Goods exports to the Philippines totalled $2.1 billion in 2020, consisting mostly of precious metals and ores, copper, wheat and beef. As the Philippines emerges from COVID-19, this provides opportunities to Australian exporters of personal protective equipment and vaccines, copper mining, electric vehicles, agriculture, construction, defence technology projects, education and renewable energy. Australian merchandise imports from the Philippines amounted to $623 million in 2020 and consisted mainly of electrical machinery and parts, computers and office machines.
More than 300 Australian companies operate in the Philippines, employing over 44,000 Filipinos in business process outsourcing, infrastructure, financial services, ICT and energy sectors.
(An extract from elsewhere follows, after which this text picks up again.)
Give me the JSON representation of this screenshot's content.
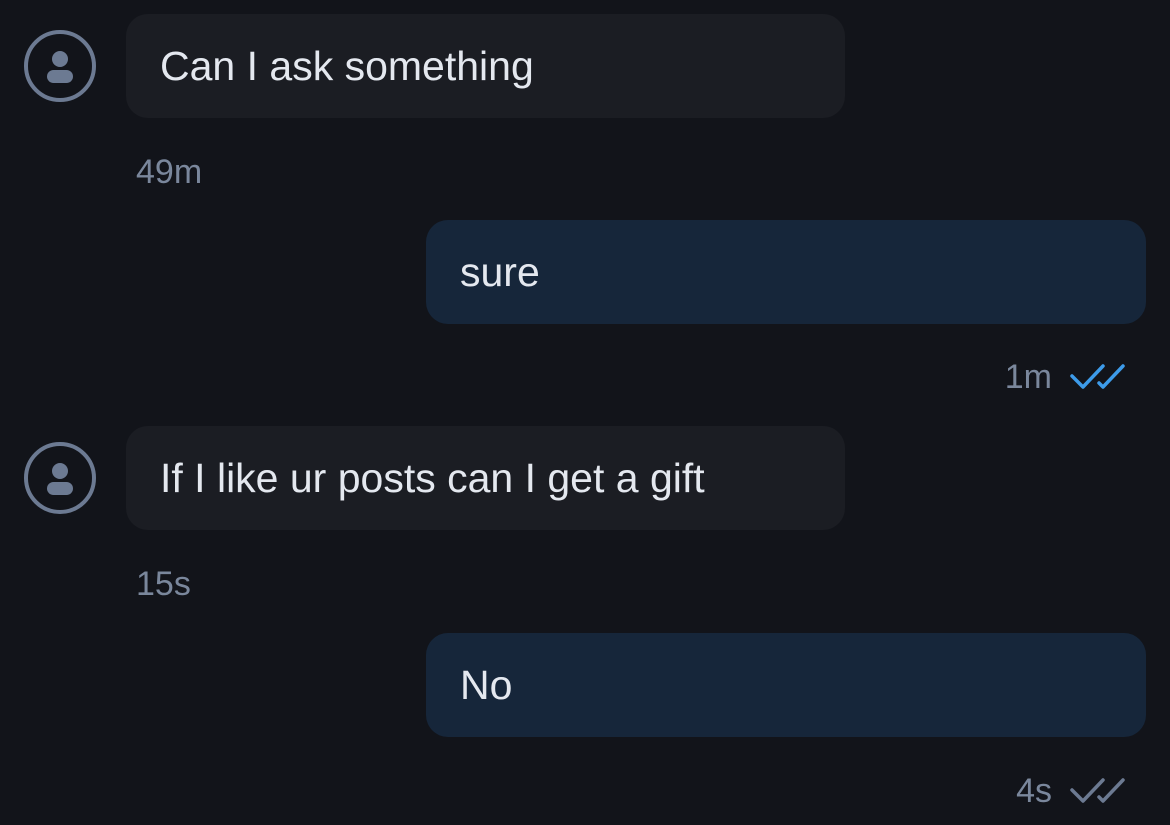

Australia and the Philippines are both members of APEC, and Australia is an active participant in the East Asia Summit (EAS). Australia and the Philippines are among the 15 countries that signed the Regional Comprehensive Partnership Agreement (RCEP) in November 2020, which will help strengthen economic integration and regional trade.
The COVID-19 pandemic and associated international travel restrictions have hurt services trade over the past couple of years. Tourism arrivals slumped in 2020 and remained very low in 2021. Notably, Australia remains a key destination for Filipino students, in part supported through remote learning. Beyond the pandemic, rising incomes should support recovery in Filipino demand for Australian tourism and education.
Prior to the pandemic, Australia’s investment in the Philippines held broadly consistent between $9 billion to $10 billion over the five years to 2019, but fell to $7.2 billion in 2020. Philippines investment in Australia is smaller. Overall, Australia’s proximity and its reputation as a supplier of quality products, technology and services are important factors in supporting trade and investment between the two countries.